▶ _Element data from apps and pages_:
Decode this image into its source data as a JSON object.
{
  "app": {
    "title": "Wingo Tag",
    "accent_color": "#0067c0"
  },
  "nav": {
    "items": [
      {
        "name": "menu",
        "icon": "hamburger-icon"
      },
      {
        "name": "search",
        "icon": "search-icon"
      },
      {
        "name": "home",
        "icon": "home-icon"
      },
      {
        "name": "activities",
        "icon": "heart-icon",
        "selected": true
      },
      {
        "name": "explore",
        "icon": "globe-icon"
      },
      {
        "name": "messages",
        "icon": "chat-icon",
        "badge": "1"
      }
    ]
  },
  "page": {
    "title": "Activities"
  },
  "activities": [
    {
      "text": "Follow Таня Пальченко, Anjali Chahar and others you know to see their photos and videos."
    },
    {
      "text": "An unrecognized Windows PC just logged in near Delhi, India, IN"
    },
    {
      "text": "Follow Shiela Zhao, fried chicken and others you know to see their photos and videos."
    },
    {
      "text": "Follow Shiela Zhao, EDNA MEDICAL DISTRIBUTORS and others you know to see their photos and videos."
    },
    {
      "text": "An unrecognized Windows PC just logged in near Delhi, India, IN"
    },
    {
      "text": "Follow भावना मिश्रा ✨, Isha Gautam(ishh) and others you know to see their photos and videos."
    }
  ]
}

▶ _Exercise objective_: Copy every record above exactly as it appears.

▶ _Exercise output_:
Decode this image into its source data as a JSON object.
{
  "app": {
    "title": "Wingo Tag",
    "accent_color": "#0067c0"
  },
  "nav": {
    "items": [
      {
        "name": "menu",
        "icon": "hamburger-icon"
      },
      {
        "name": "search",
        "icon": "search-icon"
      },
      {
        "name": "home",
        "icon": "home-icon"
      },
      {
        "name": "activities",
        "icon": "heart-icon",
        "selected": true
      },
      {
        "name": "explore",
        "icon": "globe-icon"
      },
      {
        "name": "messages",
        "icon": "chat-icon",
        "badge": "1"
      }
    ]
  },
  "page": {
    "title": "Activities"
  },
  "activities": [
    {
      "text": "Follow Таня Пальченко, Anjali Chahar and others you know to see their photos and videos."
    },
    {
      "text": "An unrecognized Windows PC just logged in near Delhi, India, IN"
    },
    {
      "text": "Follow Shiela Zhao, fried chicken and others you know to see their photos and videos."
    },
    {
      "text": "Follow Shiela Zhao, EDNA MEDICAL DISTRIBUTORS and others you know to see their photos and videos."
    },
    {
      "text": "An unrecognized Windows PC just logged in near Delhi, India, IN"
    },
    {
      "text": "Follow भावना मिश्रा ✨, Isha Gautam(ishh) and others you know to see their photos and videos."
    }
  ]
}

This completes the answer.